■ **How to complete this task**
Images excepted, the data below must be repeated exactly.

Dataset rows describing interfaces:

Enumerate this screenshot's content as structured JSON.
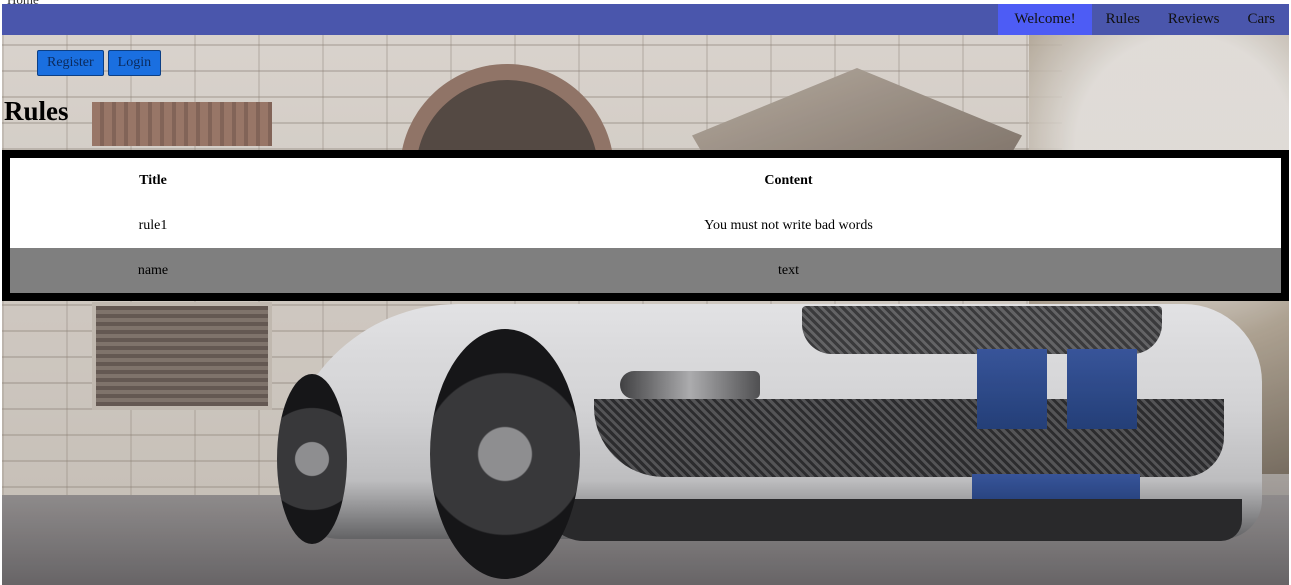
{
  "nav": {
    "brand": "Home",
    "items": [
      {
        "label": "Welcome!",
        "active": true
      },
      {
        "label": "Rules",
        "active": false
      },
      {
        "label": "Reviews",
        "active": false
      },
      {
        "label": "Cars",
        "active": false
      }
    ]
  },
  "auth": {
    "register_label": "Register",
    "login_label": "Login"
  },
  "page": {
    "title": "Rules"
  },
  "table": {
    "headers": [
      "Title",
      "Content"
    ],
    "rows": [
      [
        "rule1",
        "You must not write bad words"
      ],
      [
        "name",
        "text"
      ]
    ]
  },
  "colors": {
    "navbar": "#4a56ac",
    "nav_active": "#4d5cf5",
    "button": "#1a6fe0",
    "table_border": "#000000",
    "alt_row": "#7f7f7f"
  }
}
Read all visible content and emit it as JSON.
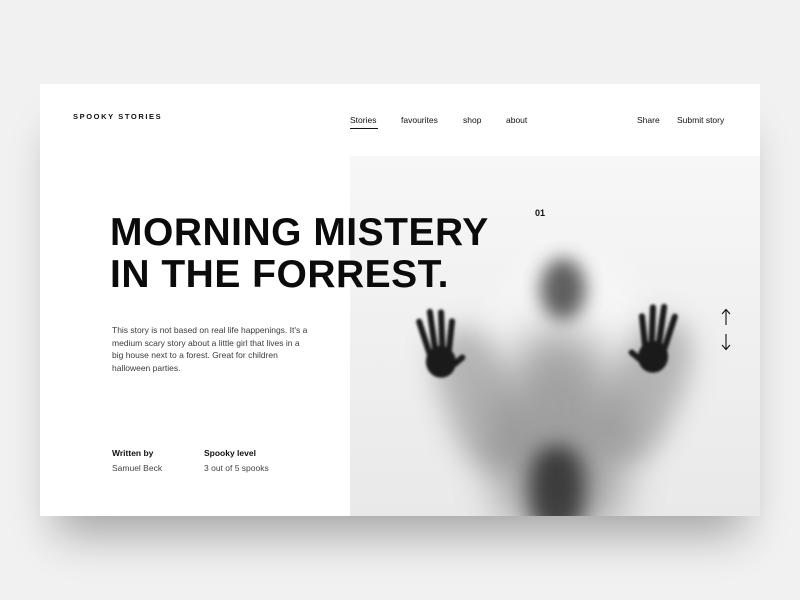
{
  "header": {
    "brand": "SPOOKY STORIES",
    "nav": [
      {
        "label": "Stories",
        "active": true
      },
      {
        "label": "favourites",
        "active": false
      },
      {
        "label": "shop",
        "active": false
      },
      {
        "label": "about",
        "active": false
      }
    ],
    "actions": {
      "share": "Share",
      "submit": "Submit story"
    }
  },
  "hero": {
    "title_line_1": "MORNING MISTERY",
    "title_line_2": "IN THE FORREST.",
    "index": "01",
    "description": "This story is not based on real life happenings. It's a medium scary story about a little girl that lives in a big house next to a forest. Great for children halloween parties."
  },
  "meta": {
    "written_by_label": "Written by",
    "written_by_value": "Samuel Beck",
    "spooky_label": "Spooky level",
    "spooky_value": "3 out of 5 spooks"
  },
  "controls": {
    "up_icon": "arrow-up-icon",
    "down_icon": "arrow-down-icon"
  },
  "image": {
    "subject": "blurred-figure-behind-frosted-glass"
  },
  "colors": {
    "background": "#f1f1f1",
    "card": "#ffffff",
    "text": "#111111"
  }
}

■ **Response for this exercise**
Enumerate this screenshot's content as structured JSON.
{
  "nav": {
    "brand": "Home",
    "items": [
      {
        "label": "Welcome!",
        "active": true
      },
      {
        "label": "Rules",
        "active": false
      },
      {
        "label": "Reviews",
        "active": false
      },
      {
        "label": "Cars",
        "active": false
      }
    ]
  },
  "auth": {
    "register_label": "Register",
    "login_label": "Login"
  },
  "page": {
    "title": "Rules"
  },
  "table": {
    "headers": [
      "Title",
      "Content"
    ],
    "rows": [
      [
        "rule1",
        "You must not write bad words"
      ],
      [
        "name",
        "text"
      ]
    ]
  },
  "colors": {
    "navbar": "#4a56ac",
    "nav_active": "#4d5cf5",
    "button": "#1a6fe0",
    "table_border": "#000000",
    "alt_row": "#7f7f7f"
  }
}
Read all visible content and emit it as JSON.
{
  "header": {
    "brand": "SPOOKY STORIES",
    "nav": [
      {
        "label": "Stories",
        "active": true
      },
      {
        "label": "favourites",
        "active": false
      },
      {
        "label": "shop",
        "active": false
      },
      {
        "label": "about",
        "active": false
      }
    ],
    "actions": {
      "share": "Share",
      "submit": "Submit story"
    }
  },
  "hero": {
    "title_line_1": "MORNING MISTERY",
    "title_line_2": "IN THE FORREST.",
    "index": "01",
    "description": "This story is not based on real life happenings. It's a medium scary story about a little girl that lives in a big house next to a forest. Great for children halloween parties."
  },
  "meta": {
    "written_by_label": "Written by",
    "written_by_value": "Samuel Beck",
    "spooky_label": "Spooky level",
    "spooky_value": "3 out of 5 spooks"
  },
  "controls": {
    "up_icon": "arrow-up-icon",
    "down_icon": "arrow-down-icon"
  },
  "image": {
    "subject": "blurred-figure-behind-frosted-glass"
  },
  "colors": {
    "background": "#f1f1f1",
    "card": "#ffffff",
    "text": "#111111"
  }
}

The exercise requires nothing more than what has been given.